Abe, U.S. senator concur on need to bolster alliance

Kyodo

Japan and the United States should strengthen bilateral ties as China increases its presence in the South China and East China seas, Prime Minister Shinzo Abe and the visiting chairman of the U.S. Senate Foreign Relations Committee agreed Thursday.

Abe told Robert Menendez at a meeting in Tokyo that the alliance’s importance is “increasing more and more” as the “strategic environment” in the Asia-Pacific region undergoes drastic change.

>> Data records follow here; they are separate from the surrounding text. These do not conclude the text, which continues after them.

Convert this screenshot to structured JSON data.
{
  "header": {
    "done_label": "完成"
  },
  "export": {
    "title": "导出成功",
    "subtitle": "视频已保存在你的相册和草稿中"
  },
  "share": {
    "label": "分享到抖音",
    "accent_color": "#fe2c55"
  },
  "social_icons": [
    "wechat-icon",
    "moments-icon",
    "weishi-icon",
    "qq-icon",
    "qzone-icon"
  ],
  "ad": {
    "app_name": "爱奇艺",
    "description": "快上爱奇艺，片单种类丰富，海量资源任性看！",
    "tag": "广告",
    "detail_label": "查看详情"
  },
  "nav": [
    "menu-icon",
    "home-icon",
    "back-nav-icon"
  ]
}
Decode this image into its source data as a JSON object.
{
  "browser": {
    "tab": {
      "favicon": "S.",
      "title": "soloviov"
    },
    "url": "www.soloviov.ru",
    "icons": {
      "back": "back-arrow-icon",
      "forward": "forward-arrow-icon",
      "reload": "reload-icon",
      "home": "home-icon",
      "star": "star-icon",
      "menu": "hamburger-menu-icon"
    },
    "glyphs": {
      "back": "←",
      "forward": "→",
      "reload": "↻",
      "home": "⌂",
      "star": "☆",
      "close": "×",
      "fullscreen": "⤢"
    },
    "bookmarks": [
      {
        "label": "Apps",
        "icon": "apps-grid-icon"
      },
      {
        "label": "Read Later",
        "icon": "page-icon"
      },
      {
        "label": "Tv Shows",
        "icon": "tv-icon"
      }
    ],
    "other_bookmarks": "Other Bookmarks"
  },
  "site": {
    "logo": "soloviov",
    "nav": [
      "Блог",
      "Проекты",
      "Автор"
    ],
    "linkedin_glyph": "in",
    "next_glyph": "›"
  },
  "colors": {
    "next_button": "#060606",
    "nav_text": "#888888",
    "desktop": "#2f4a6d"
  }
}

Menendez, making his first trip to Asia since becoming the committee chairman, said Japan is the cornerstone of U.S. interests in East Asia, with both Tokyo and Washington sharing such values as democracy and human rights.

The two discussed issues concerning Okinawa, where opposition remains strong to the U.S. military presence.

They also talked about “Abenomics,” the economic policy pursued by the Abe administration, according to Menendez.

“The treaty alliance we have with Japan is the cornerstone of our engagement in Asia, which is why I wanted to make (Japan) our first stop,” the senator told reporters after the meeting.

Menendez said he appreciated Abe meeting with him on the anniversary of Japan’s surrender in World War II.

“I’m mindful that the prime minister welcomed me on a day in history, which only goes to show how far the two countries have come together,” he said.

On Abe declining to visit the war-linked Yasukuni Shrine on the surrender anniversary, Menendez said, “I think his decision today is one that’s very clear, very thoughtful and looking toward the future.”

They also talked about the Abenomics policy to revive the Japanese economy, including the “three arrows” of monetary easing, fiscal stimulus and a growth strategy, according to Menendez.

Abe and Menendez agreed that the two countries should cooperate in crafting a free-trade agreement involving Pacific Rim countries known as the Trans-Pacific Partnership, with the latter noting the importance of Japan’s recent participation in the U.S.-led initiative, according to Japanese officials.

Menendez also met with Foreign Minister Fumio Kishida later Thursday. They agreed it is important for Japan and the U.S. to proceed with the realignment of U.S. forces in Japan as agreed on between the two countries, Japanese officials said.

During a meeting Wednesday with the head of New Komeito, the junior coalition partner of the Liberal Democratic Party, the senator called for the restoration of Japan-China relations.

Natsuo Yamaguchi responded by saying his party will put weight on increasing dialogue with China. Yamaguchi is expected to visit Washington and New York from Sept. 8 to 13.